### Your assignment
Wherever the string "saving" appears in the listing, copy that line.

=== Begin Enclosure ===

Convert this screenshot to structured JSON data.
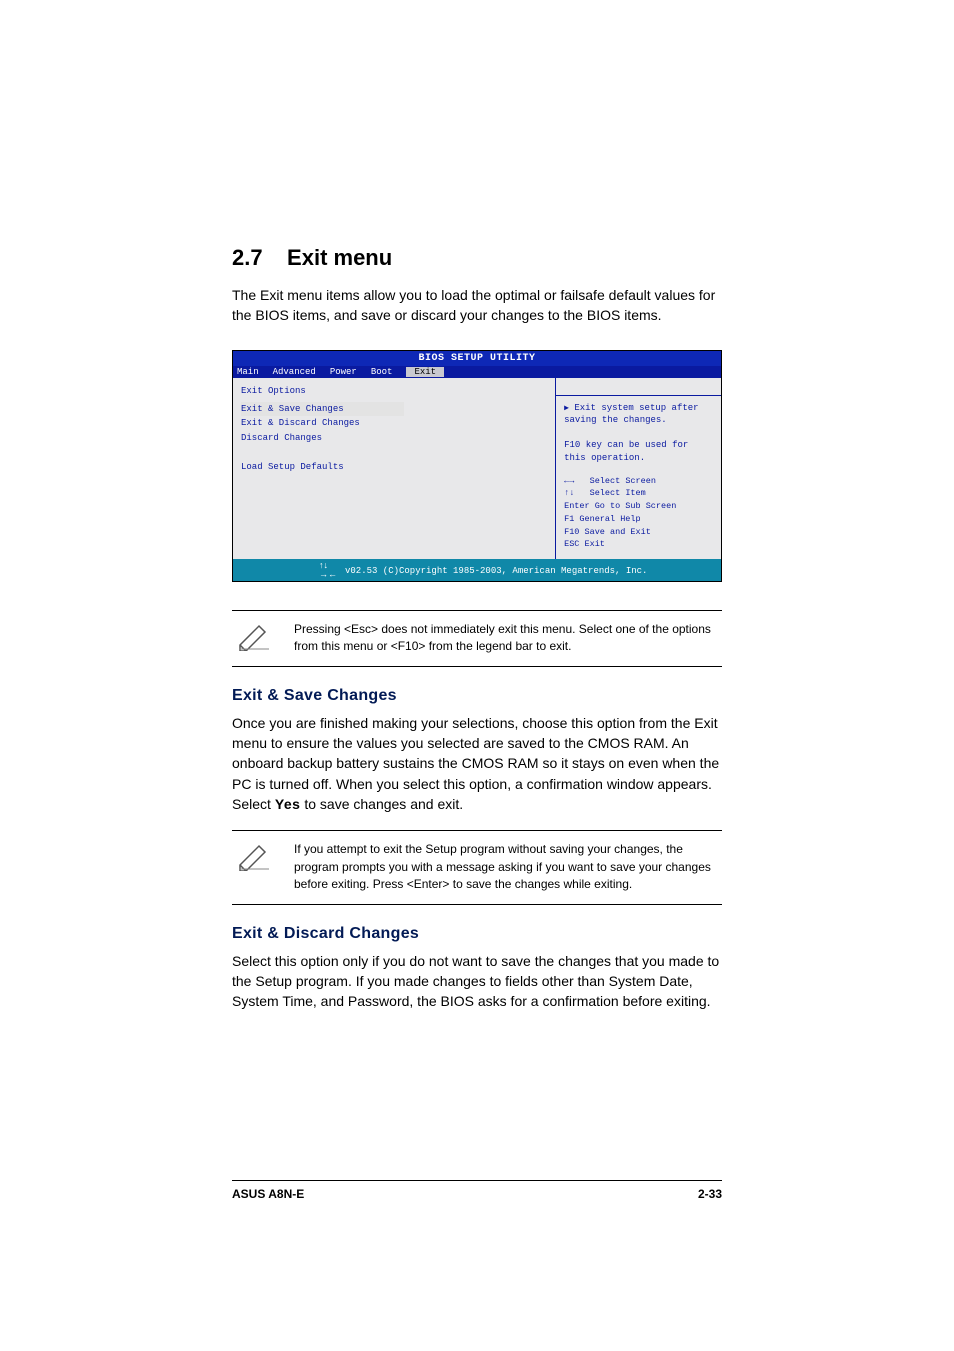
{
  "section": {
    "number": "2.7",
    "title": "Exit menu",
    "intro": "The Exit menu items allow you to load the optimal or failsafe default values for the BIOS items, and save or discard your changes to the BIOS items."
  },
  "bios": {
    "title": "BIOS SETUP UTILITY",
    "menubar": [
      "Main",
      "Advanced",
      "Power",
      "Boot",
      "Exit"
    ],
    "active_tab": "Exit",
    "left_header": "Exit Options",
    "items": [
      "Exit & Save Changes",
      "Exit & Discard Changes",
      "Discard Changes",
      "",
      "Load Setup Defaults"
    ],
    "selected_index": 0,
    "right_help": "Exit system setup after saving the changes.",
    "right_help2": "F10 key can be used for this operation.",
    "keys": [
      "Select Screen",
      "Select Item",
      "Enter  Go to Sub Screen",
      "F1     General Help",
      "F10    Save and Exit",
      "ESC    Exit"
    ],
    "footer": "v02.53 (C)Copyright 1985-2003, American Megatrends, Inc."
  },
  "note1": "Pressing <Esc> does not immediately exit this menu. Select one of the options from this menu or <F10> from the legend bar to exit.",
  "exit_save": {
    "heading": "Exit & Save Changes",
    "body_pre": "Once you are finished making your selections, choose this option from the Exit menu to ensure the values you selected are saved to the CMOS RAM. An onboard backup battery sustains the CMOS RAM so it stays on even when the PC is turned off. When you select this option, a confirmation window appears. Select ",
    "yes": "Yes",
    "body_post": " to save changes and exit."
  },
  "note2": " If you attempt to exit the Setup program without saving your changes, the program prompts you with a message asking if you want to save your changes before exiting. Press <Enter>  to save the  changes while exiting.",
  "exit_discard": {
    "heading": "Exit & Discard Changes",
    "body": "Select this option only if you do not want to save the changes that you made to the Setup program. If you made changes to fields other than System Date, System Time, and Password, the BIOS asks for a confirmation before exiting."
  },
  "footer": {
    "left": "ASUS A8N-E",
    "right": "2-33"
  }
}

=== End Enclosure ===

### Output of the exercise
    "right_help": "Exit system setup after saving the changes.",
  "note2": " If you attempt to exit the Setup program without saving your changes, the program prompts you with a message asking if you want to save your changes before exiting. Press <Enter>  to save the  changes while exiting.",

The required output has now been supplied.